Please say how many lines of the listing hold "placeholder", with no other words in the answer.
━━━ Entries supplied
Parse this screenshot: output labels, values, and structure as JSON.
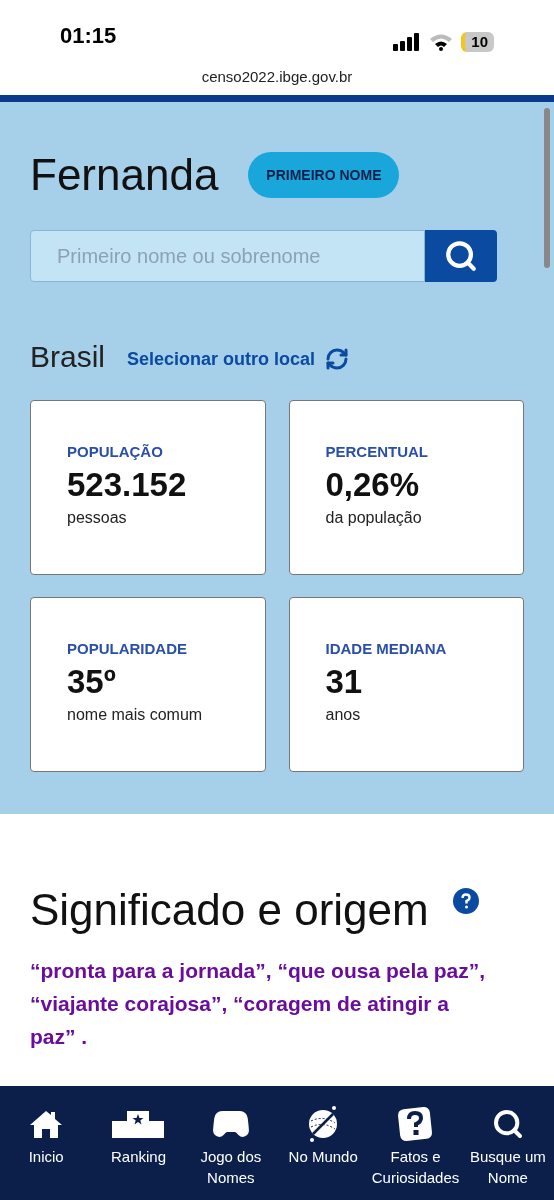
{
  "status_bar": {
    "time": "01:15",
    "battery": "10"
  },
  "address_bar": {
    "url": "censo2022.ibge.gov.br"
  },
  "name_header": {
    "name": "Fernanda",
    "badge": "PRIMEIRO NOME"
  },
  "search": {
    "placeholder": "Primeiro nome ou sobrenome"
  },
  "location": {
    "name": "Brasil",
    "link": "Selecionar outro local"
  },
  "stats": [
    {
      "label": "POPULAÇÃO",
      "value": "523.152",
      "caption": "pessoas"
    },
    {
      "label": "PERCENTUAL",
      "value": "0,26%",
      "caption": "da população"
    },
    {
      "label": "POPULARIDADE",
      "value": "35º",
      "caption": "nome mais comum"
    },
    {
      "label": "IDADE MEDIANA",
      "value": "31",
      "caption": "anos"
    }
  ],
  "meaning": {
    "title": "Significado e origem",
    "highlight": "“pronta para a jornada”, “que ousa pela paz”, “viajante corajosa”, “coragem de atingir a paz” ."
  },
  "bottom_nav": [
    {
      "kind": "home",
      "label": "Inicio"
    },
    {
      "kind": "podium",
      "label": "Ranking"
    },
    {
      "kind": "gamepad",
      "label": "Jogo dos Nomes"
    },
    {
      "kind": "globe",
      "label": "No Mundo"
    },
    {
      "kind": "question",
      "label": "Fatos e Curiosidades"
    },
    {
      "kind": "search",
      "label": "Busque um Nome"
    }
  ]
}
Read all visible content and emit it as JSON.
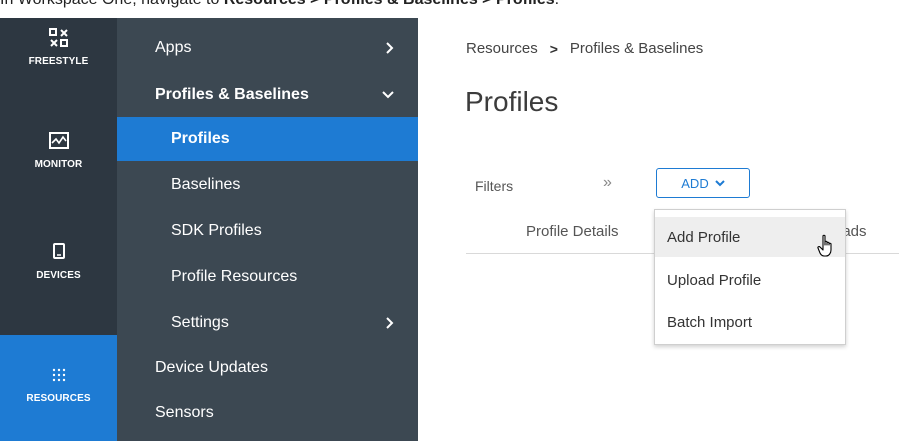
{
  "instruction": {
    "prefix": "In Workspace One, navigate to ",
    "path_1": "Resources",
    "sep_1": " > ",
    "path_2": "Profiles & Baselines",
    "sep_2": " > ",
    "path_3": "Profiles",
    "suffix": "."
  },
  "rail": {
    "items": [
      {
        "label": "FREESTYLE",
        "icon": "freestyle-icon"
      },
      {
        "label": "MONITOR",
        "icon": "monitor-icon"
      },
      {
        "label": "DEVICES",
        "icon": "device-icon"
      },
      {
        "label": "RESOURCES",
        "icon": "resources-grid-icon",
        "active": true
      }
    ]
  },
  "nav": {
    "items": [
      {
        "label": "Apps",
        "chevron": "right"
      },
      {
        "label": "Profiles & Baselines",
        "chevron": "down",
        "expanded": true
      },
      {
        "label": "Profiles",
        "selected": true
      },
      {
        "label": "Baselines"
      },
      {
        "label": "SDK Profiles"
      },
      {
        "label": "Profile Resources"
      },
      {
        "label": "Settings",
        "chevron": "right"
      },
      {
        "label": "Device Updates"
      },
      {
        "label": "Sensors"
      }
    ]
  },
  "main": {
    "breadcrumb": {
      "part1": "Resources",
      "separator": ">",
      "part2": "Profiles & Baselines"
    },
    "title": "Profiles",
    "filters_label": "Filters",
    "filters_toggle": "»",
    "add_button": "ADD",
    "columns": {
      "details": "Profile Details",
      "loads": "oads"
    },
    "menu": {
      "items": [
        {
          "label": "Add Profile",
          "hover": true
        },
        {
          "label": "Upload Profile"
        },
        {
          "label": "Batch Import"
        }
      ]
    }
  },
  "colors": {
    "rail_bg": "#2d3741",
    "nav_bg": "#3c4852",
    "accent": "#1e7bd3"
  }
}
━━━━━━
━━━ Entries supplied
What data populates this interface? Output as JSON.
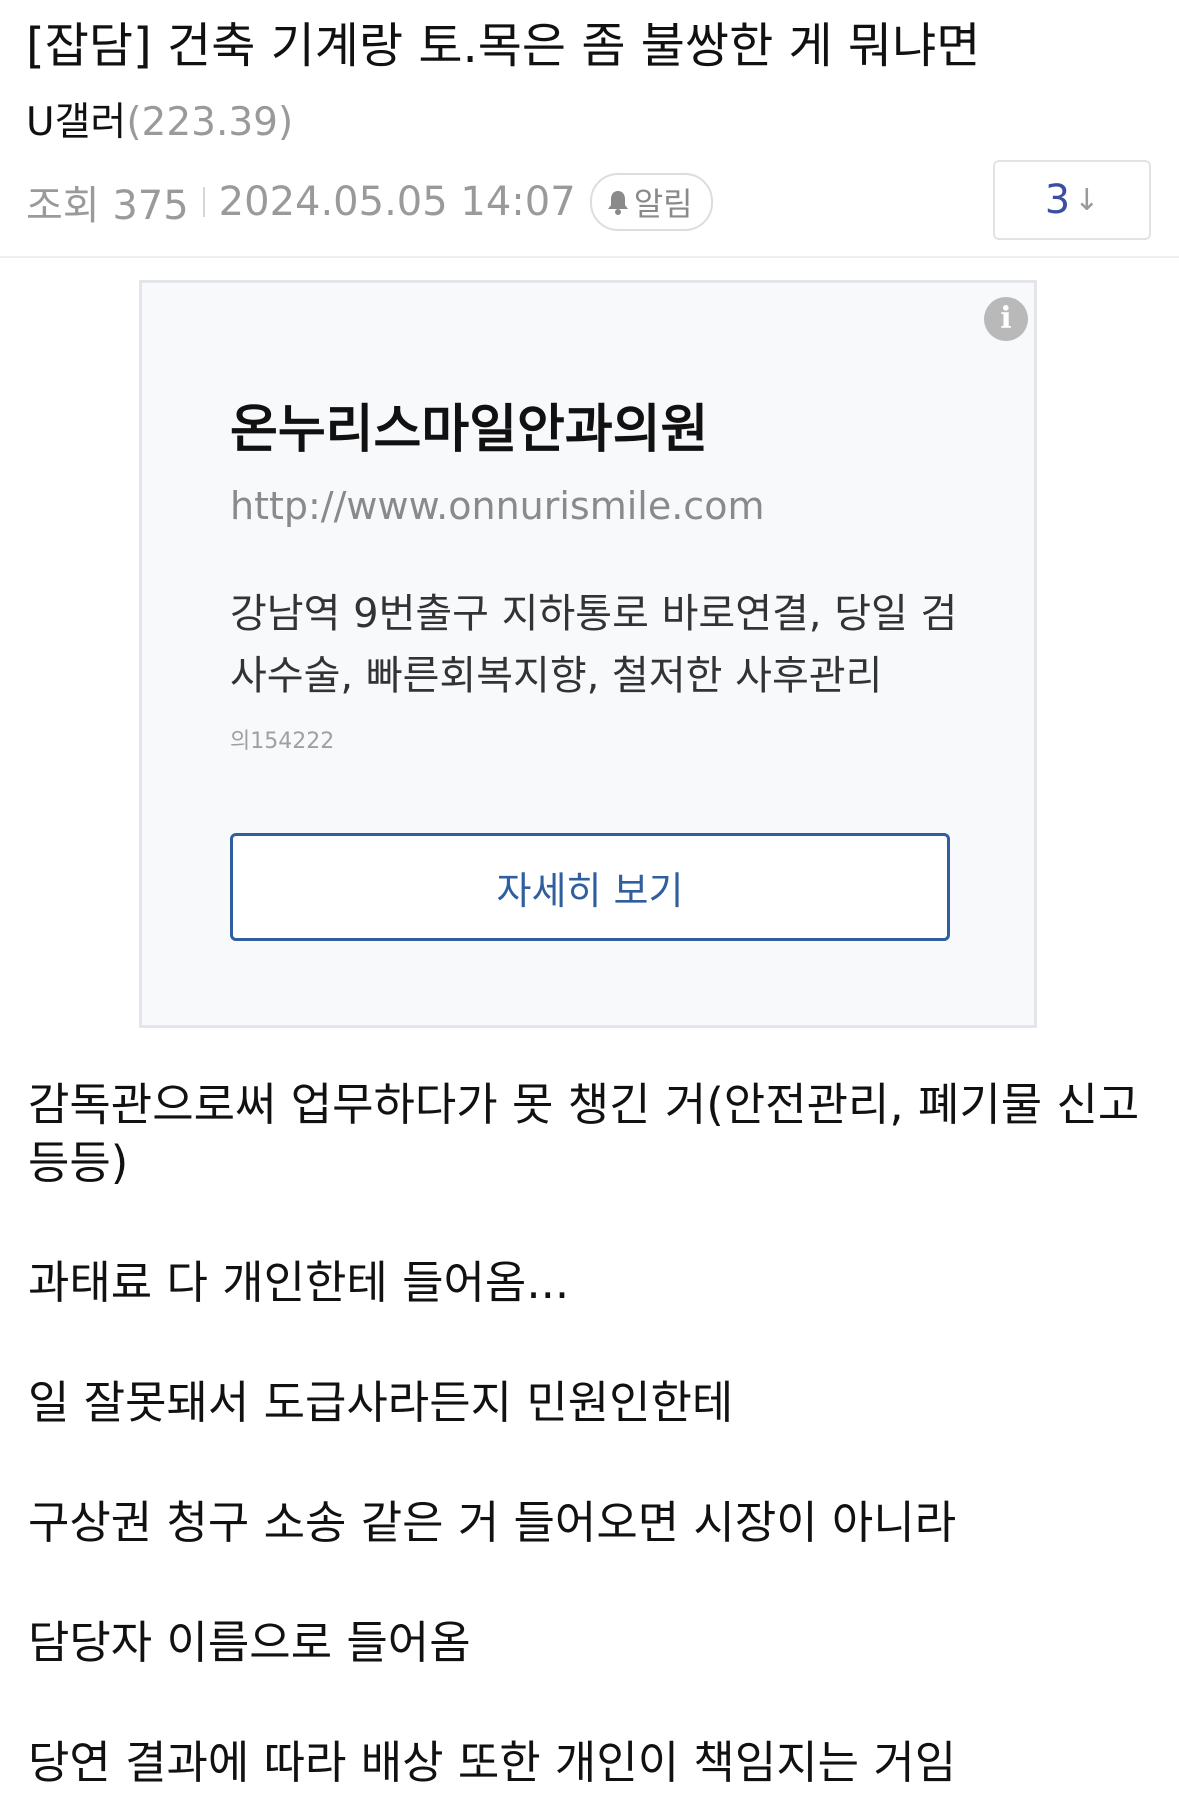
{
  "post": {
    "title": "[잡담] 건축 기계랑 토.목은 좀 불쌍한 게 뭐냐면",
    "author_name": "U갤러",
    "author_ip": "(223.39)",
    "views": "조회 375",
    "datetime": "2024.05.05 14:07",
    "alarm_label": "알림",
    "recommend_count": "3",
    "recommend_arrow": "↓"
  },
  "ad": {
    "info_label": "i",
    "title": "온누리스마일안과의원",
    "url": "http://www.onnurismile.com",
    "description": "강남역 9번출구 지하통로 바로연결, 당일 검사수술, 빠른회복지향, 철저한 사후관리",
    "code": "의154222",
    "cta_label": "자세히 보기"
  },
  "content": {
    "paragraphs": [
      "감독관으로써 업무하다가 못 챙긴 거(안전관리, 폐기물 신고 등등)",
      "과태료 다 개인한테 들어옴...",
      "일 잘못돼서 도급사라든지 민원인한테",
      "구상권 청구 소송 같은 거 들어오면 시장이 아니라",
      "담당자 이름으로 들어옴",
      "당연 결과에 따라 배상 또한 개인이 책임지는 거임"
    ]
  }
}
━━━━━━
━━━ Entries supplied
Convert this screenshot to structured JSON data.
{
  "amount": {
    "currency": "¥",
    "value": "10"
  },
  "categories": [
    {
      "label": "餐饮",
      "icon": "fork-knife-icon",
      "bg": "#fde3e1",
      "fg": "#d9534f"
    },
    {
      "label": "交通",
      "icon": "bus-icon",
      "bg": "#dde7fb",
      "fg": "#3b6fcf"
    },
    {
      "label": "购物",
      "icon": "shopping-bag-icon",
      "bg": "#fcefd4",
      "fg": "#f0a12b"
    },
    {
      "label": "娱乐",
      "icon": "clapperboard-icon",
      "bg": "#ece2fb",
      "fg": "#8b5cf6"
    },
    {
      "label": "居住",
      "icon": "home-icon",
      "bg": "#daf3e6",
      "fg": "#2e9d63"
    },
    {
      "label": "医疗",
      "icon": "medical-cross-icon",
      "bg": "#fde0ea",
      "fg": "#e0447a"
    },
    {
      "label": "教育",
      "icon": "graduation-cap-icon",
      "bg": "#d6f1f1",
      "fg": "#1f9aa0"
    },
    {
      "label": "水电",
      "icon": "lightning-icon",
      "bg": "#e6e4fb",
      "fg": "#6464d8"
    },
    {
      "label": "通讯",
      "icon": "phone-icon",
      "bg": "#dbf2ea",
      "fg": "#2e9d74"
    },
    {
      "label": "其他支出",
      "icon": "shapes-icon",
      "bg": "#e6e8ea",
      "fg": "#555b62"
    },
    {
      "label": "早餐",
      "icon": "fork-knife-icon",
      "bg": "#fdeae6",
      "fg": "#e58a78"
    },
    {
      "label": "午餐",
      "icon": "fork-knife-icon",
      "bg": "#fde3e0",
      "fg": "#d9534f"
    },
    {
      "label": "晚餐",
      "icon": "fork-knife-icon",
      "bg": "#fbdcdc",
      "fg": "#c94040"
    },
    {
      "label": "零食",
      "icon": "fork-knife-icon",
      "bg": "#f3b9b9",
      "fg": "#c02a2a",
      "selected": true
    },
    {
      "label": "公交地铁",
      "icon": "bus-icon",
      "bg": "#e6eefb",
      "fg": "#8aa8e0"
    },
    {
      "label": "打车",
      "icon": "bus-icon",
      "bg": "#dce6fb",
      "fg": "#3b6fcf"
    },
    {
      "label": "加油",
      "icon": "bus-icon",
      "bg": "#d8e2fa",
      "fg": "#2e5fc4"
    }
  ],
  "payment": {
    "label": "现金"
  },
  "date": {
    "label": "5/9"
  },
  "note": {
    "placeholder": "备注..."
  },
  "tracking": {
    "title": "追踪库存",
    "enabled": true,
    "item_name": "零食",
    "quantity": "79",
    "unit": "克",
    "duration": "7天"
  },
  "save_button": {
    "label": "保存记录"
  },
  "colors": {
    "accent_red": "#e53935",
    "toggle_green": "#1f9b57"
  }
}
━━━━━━
**Task response**
2